Above all, I see this as the very least which should be done for older lesbian, gay, bisexual and transgender Australians. These are people who grew up when homosexuality was still a criminal offence, who had to fight simply for the right to be who they are, who lost partners and friends through the devastation caused by HIV/AIDS, particularly in the 1980s and 1990s. These are people who deserve our respect, not the operation of provisions which could force them back into ‘the closet’ because of the fear of being discriminated against.

It is my sincere hope that all Parliamentarians will vote in favour of the Government’s amendments to exclude the operation of religious exceptions in the area of aged care services.

It is also my sincere hope that all Parliamentarians will unite and work together to ensure that the Sex Discrimination Amendment Bill 2013 is passed, as amended, in the final two sitting weeks of this Parliamentary term.

With Parliament rising on 27 June, there is only limited time to ensure this legislation is passed. Please help ensure that the Bill receives sufficient priority, through both Chambers, that it will finally be made law before the upcoming federal election.

I believe that the lesbian, gay, bisexual, transgender and intersex citizens of Australia, like myself, have waited long enough to be protected under federal anti-discrimination laws. I hope that you agree.

Attorney-General, The Hon Mark Dreyfus QC MP Mark.Dreyfus.MP@aph.gov.au

Mental Health and Ageing Minister, The Hon Mark Butler MP Mark.Butler.MP@aph.gov.au

Leader of the Opposition, the Hon Tony Abbott MP Tony.Abbott.MP@aph.gov.au

Shadow Attorney-General, Senator George Brandis senator.brandis@aph.gov.au

Greens Spokesperson for Attorney-General, Senator Penny Wright senator.wright@aph.gov.au

Greens Spokesperson for LGBTI issues, Senator Sarah Hanson-Young senator.hanson-young@aph.gov.au

Member for Kennedy, the Hon Bob Katter MP Bob.Katter.MP@aph.gov.au

Member for Fisher, the Hon Peter Slipper MP Peter.Slipper@aph.gov.au

Member for Dobell, Mr Craig Thomson MP Craig.Thomson.MP@aph.gov.au

Member for Lyne, Mr Rob Oakeshott MP Robert.Oakeshott.MP@aph.gov.au

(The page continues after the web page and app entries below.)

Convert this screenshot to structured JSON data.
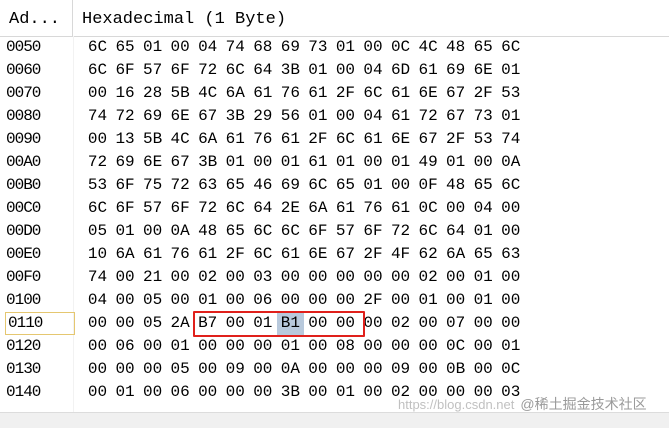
{
  "columns": {
    "address": "Ad...",
    "data": "Hexadecimal (1 Byte)"
  },
  "rows": [
    {
      "address": "0050",
      "bytes": [
        "6C",
        "65",
        "01",
        "00",
        "04",
        "74",
        "68",
        "69",
        "73",
        "01",
        "00",
        "0C",
        "4C",
        "48",
        "65",
        "6C"
      ]
    },
    {
      "address": "0060",
      "bytes": [
        "6C",
        "6F",
        "57",
        "6F",
        "72",
        "6C",
        "64",
        "3B",
        "01",
        "00",
        "04",
        "6D",
        "61",
        "69",
        "6E",
        "01"
      ]
    },
    {
      "address": "0070",
      "bytes": [
        "00",
        "16",
        "28",
        "5B",
        "4C",
        "6A",
        "61",
        "76",
        "61",
        "2F",
        "6C",
        "61",
        "6E",
        "67",
        "2F",
        "53"
      ]
    },
    {
      "address": "0080",
      "bytes": [
        "74",
        "72",
        "69",
        "6E",
        "67",
        "3B",
        "29",
        "56",
        "01",
        "00",
        "04",
        "61",
        "72",
        "67",
        "73",
        "01"
      ]
    },
    {
      "address": "0090",
      "bytes": [
        "00",
        "13",
        "5B",
        "4C",
        "6A",
        "61",
        "76",
        "61",
        "2F",
        "6C",
        "61",
        "6E",
        "67",
        "2F",
        "53",
        "74"
      ]
    },
    {
      "address": "00A0",
      "bytes": [
        "72",
        "69",
        "6E",
        "67",
        "3B",
        "01",
        "00",
        "01",
        "61",
        "01",
        "00",
        "01",
        "49",
        "01",
        "00",
        "0A"
      ]
    },
    {
      "address": "00B0",
      "bytes": [
        "53",
        "6F",
        "75",
        "72",
        "63",
        "65",
        "46",
        "69",
        "6C",
        "65",
        "01",
        "00",
        "0F",
        "48",
        "65",
        "6C"
      ]
    },
    {
      "address": "00C0",
      "bytes": [
        "6C",
        "6F",
        "57",
        "6F",
        "72",
        "6C",
        "64",
        "2E",
        "6A",
        "61",
        "76",
        "61",
        "0C",
        "00",
        "04",
        "00"
      ]
    },
    {
      "address": "00D0",
      "bytes": [
        "05",
        "01",
        "00",
        "0A",
        "48",
        "65",
        "6C",
        "6C",
        "6F",
        "57",
        "6F",
        "72",
        "6C",
        "64",
        "01",
        "00"
      ]
    },
    {
      "address": "00E0",
      "bytes": [
        "10",
        "6A",
        "61",
        "76",
        "61",
        "2F",
        "6C",
        "61",
        "6E",
        "67",
        "2F",
        "4F",
        "62",
        "6A",
        "65",
        "63"
      ]
    },
    {
      "address": "00F0",
      "bytes": [
        "74",
        "00",
        "21",
        "00",
        "02",
        "00",
        "03",
        "00",
        "00",
        "00",
        "00",
        "00",
        "02",
        "00",
        "01",
        "00"
      ]
    },
    {
      "address": "0100",
      "bytes": [
        "04",
        "00",
        "05",
        "00",
        "01",
        "00",
        "06",
        "00",
        "00",
        "00",
        "2F",
        "00",
        "01",
        "00",
        "01",
        "00"
      ]
    },
    {
      "address": "0110",
      "bytes": [
        "00",
        "00",
        "05",
        "2A",
        "B7",
        "00",
        "01",
        "B1",
        "00",
        "00",
        "00",
        "02",
        "00",
        "07",
        "00",
        "00"
      ]
    },
    {
      "address": "0120",
      "bytes": [
        "00",
        "06",
        "00",
        "01",
        "00",
        "00",
        "00",
        "01",
        "00",
        "08",
        "00",
        "00",
        "00",
        "0C",
        "00",
        "01"
      ]
    },
    {
      "address": "0130",
      "bytes": [
        "00",
        "00",
        "00",
        "05",
        "00",
        "09",
        "00",
        "0A",
        "00",
        "00",
        "00",
        "09",
        "00",
        "0B",
        "00",
        "0C"
      ]
    },
    {
      "address": "0140",
      "bytes": [
        "00",
        "01",
        "00",
        "06",
        "00",
        "00",
        "00",
        "3B",
        "00",
        "01",
        "00",
        "02",
        "00",
        "00",
        "00",
        "03"
      ]
    }
  ],
  "current_row": 12,
  "selected_byte": {
    "row": 12,
    "col": 7
  },
  "highlight": {
    "row": 12,
    "from_col": 3,
    "to_col": 7,
    "color": "#e0201b"
  },
  "selection_color": "#b8c9dc",
  "watermark": {
    "text": "https://blog.csdn.net",
    "author": "@稀土掘金技术社区"
  }
}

Member for New England, Mr Tony Windsor MP Tony.Windsor.MP@aph.gov.au

Member for Denison, Mr Andrew Wilkie MP Andrew.Wilkie.MP@aph.gov.au

Member for O’Connor, Mr Tony Crook MP Tony.Crook.MP@aph.gov.au

Member for Melbourne, Mr Adam Bandt MP Adam.Bandt.MP@aph.gov.au

Senator for South Australia, Senator Nick Xenophon senator.xenophon@aph.gov.au

Senator for Victoria, Senator John Madigan senator.madigan@aph.gov.au